§ Try it: Read through the records. Copy each line that has the word "title".

§ Data excerpts:
BEGIN

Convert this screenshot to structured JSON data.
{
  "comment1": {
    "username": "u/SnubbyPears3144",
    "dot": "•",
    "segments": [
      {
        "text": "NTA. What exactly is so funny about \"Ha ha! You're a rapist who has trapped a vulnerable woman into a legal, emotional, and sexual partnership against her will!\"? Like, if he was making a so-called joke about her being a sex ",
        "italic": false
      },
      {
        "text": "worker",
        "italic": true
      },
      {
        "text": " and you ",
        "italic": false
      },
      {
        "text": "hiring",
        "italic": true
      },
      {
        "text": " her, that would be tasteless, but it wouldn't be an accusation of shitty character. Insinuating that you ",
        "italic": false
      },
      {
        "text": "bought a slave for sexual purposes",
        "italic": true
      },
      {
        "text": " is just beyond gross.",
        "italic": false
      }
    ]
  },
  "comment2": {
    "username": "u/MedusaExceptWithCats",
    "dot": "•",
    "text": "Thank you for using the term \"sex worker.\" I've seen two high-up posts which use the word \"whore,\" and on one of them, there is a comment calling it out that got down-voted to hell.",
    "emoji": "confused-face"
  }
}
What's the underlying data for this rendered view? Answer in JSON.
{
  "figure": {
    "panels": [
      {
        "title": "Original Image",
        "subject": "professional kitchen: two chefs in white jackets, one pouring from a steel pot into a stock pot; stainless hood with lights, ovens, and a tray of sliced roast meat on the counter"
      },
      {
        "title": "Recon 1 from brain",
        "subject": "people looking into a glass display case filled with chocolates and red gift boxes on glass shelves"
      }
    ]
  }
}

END
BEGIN

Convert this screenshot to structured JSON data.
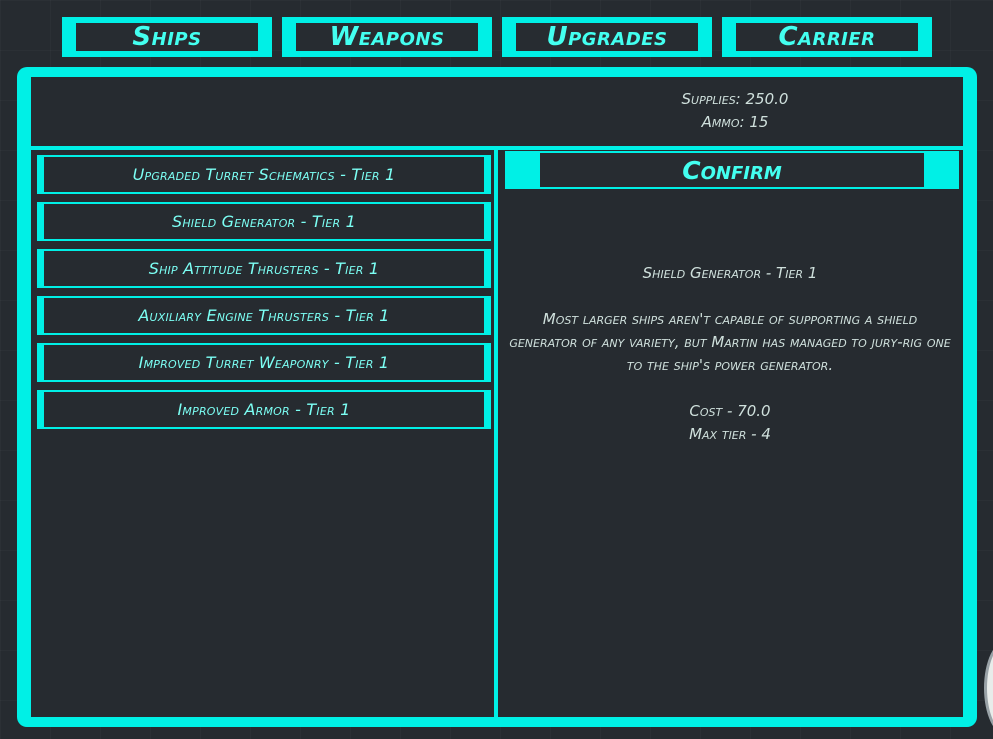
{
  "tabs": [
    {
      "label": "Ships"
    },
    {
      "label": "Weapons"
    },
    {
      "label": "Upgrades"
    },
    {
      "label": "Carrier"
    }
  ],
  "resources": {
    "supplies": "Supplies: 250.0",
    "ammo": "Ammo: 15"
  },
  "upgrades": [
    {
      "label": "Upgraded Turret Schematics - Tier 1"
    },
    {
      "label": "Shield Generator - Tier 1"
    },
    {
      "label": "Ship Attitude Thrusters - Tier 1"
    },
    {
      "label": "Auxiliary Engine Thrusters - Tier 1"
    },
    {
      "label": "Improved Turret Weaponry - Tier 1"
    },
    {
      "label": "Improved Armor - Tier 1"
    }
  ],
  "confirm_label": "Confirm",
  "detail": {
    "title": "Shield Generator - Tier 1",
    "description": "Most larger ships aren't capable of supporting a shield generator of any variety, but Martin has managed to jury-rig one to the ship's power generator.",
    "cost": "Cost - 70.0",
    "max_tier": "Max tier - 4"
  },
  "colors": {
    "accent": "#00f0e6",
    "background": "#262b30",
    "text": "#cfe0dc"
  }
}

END

§ Response:
        "title": "Original Image",
        "title": "Recon 1 from brain",
    "title": "Shield Generator - Tier 1",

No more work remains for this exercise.